= To do =
Pick out each line of the records in which the word "JSON" appears.

◇ ◇ ◇ ◇

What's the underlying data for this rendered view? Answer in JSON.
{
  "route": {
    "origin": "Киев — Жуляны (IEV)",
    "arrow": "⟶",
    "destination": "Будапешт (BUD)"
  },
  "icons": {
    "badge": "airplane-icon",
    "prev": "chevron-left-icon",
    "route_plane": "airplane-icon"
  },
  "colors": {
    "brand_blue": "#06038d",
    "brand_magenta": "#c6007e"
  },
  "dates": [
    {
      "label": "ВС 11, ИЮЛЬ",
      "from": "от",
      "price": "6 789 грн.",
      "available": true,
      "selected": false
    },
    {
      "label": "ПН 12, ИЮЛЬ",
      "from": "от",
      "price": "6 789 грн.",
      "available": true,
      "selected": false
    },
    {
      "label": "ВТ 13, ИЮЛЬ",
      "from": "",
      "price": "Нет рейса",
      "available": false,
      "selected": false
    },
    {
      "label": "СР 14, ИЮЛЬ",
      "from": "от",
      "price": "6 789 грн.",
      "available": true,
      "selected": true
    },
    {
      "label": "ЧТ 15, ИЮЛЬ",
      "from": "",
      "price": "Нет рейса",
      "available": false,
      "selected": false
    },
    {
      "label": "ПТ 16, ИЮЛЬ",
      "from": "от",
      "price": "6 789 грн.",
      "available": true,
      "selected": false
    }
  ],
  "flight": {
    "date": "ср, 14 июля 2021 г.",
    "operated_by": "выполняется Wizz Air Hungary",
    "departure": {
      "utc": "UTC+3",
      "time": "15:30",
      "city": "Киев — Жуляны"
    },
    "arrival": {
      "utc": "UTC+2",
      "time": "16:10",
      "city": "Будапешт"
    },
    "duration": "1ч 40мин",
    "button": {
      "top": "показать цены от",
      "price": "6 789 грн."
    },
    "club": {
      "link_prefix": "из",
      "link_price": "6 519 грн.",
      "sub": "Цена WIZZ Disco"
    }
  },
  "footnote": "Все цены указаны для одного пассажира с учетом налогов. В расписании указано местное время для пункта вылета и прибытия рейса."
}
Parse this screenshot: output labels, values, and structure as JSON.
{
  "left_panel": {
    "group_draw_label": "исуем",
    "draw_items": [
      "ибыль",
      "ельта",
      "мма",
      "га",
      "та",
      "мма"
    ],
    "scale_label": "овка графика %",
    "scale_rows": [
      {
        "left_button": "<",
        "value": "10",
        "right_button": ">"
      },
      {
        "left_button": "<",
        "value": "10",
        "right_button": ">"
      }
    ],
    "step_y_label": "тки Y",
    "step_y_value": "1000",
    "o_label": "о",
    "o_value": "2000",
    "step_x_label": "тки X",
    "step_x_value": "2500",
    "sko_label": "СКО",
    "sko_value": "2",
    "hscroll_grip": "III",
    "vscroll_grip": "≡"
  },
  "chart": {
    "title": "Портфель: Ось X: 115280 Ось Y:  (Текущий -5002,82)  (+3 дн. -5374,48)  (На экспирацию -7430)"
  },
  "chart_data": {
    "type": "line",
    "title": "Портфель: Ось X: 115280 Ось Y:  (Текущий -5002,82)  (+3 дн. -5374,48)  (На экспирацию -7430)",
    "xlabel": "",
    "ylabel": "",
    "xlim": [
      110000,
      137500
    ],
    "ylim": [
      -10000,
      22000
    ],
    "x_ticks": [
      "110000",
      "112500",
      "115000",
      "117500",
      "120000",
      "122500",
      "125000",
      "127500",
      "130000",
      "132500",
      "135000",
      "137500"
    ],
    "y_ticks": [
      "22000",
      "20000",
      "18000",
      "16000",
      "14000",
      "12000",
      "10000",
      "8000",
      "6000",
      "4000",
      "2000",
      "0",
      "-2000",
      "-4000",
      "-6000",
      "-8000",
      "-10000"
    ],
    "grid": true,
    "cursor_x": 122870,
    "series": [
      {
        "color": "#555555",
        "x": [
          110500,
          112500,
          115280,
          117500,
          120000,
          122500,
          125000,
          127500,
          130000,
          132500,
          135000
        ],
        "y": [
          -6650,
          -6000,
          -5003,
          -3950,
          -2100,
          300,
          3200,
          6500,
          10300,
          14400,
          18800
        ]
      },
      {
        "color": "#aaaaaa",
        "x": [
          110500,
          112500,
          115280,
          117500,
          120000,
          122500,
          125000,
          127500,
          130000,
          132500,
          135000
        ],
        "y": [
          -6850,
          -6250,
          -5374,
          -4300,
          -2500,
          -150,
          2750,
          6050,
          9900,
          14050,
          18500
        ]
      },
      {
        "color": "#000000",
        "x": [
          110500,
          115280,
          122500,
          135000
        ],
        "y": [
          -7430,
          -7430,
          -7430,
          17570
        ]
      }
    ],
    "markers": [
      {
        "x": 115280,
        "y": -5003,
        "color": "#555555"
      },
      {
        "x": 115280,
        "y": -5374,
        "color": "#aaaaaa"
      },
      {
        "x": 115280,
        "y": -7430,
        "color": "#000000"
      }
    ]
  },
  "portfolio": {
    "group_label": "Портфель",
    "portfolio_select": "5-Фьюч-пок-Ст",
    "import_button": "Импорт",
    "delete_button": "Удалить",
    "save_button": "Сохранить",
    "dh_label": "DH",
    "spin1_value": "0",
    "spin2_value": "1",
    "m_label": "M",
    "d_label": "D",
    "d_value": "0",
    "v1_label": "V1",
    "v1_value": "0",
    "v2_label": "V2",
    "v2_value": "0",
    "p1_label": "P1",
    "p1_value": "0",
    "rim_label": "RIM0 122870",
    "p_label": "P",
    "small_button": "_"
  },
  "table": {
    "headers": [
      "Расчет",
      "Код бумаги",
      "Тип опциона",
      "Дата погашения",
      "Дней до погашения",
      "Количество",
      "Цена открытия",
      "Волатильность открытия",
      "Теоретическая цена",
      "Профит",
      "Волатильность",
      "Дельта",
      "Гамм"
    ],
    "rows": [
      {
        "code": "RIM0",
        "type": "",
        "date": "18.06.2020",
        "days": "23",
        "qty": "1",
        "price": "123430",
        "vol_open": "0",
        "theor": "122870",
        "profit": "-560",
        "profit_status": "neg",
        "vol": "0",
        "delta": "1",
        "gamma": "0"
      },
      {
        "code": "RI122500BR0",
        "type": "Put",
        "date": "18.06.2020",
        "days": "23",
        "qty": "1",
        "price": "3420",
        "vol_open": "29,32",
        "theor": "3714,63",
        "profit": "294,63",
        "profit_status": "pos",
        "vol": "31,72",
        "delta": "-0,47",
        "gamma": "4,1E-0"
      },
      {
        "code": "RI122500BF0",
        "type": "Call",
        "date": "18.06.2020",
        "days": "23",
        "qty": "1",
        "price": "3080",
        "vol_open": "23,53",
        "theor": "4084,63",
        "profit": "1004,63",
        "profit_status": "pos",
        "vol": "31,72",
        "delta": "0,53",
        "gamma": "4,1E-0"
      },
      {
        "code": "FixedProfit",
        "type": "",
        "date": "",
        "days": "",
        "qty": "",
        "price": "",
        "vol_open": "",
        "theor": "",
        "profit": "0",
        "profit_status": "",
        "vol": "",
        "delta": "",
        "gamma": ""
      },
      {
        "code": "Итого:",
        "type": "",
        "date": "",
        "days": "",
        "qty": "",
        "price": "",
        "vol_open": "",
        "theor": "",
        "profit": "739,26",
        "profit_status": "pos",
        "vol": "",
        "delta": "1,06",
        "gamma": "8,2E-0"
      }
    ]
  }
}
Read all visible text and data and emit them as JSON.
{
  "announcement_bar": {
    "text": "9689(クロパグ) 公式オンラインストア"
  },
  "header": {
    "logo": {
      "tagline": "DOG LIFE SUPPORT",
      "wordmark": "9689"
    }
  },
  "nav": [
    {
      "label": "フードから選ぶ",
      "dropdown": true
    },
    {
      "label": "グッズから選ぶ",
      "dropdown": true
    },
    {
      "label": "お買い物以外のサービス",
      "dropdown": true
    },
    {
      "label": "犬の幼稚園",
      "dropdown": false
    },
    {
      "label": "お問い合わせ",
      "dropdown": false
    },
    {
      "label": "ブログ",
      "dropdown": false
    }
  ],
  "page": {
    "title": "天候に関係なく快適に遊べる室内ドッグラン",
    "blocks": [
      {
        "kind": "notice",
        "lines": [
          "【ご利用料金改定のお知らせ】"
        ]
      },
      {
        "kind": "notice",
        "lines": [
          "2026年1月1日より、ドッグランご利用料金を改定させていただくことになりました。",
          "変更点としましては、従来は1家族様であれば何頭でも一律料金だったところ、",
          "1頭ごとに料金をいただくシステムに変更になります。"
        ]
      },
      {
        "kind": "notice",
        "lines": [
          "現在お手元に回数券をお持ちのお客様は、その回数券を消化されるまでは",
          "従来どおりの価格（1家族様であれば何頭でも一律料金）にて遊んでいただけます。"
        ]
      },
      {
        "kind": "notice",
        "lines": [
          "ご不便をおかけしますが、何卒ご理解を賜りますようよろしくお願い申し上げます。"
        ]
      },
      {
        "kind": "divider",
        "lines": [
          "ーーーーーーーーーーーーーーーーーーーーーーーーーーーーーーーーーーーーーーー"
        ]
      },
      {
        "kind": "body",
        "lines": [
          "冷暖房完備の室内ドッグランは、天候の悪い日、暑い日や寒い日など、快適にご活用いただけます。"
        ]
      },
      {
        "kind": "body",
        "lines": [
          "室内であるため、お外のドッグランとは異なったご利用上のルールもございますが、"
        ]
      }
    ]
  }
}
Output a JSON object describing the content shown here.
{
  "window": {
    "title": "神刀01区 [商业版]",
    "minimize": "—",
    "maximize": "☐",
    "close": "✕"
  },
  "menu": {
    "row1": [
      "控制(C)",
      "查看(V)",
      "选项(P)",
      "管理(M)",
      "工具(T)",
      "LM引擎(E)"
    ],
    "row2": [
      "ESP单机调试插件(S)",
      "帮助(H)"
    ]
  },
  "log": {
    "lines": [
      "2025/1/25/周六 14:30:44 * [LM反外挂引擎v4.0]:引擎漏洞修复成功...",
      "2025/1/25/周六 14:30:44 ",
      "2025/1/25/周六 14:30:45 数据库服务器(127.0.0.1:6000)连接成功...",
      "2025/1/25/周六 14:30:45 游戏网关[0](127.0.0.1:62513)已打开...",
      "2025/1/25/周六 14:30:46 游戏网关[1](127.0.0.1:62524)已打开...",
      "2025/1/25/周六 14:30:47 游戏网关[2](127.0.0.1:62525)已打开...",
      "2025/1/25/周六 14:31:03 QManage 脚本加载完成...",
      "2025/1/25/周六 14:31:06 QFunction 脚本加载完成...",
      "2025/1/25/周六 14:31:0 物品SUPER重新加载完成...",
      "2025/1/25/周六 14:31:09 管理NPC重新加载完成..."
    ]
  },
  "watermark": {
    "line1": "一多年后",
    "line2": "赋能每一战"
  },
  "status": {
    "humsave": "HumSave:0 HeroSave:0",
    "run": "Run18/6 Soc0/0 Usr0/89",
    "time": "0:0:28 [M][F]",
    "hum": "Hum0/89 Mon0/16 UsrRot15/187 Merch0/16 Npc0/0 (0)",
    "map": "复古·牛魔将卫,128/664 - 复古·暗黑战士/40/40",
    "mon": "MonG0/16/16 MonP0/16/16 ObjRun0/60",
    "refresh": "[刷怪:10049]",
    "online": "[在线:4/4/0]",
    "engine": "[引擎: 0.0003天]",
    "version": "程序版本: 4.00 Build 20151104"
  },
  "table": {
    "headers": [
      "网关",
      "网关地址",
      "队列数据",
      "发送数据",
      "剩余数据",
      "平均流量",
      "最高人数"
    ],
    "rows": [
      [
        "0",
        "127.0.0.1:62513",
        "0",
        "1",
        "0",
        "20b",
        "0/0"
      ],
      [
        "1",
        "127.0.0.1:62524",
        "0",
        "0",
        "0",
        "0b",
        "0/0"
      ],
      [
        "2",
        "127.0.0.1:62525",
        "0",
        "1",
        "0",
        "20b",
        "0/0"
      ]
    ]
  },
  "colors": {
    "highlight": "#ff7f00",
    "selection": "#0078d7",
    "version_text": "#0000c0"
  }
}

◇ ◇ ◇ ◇

= Exercise output =
What's the underlying data for this rendered view? Answer in JSON.
Parse this screenshot: output labels, values, and structure as JSON.
Read all visible text and data and emit them as JSON.
Output a JSON object describing the content shown here.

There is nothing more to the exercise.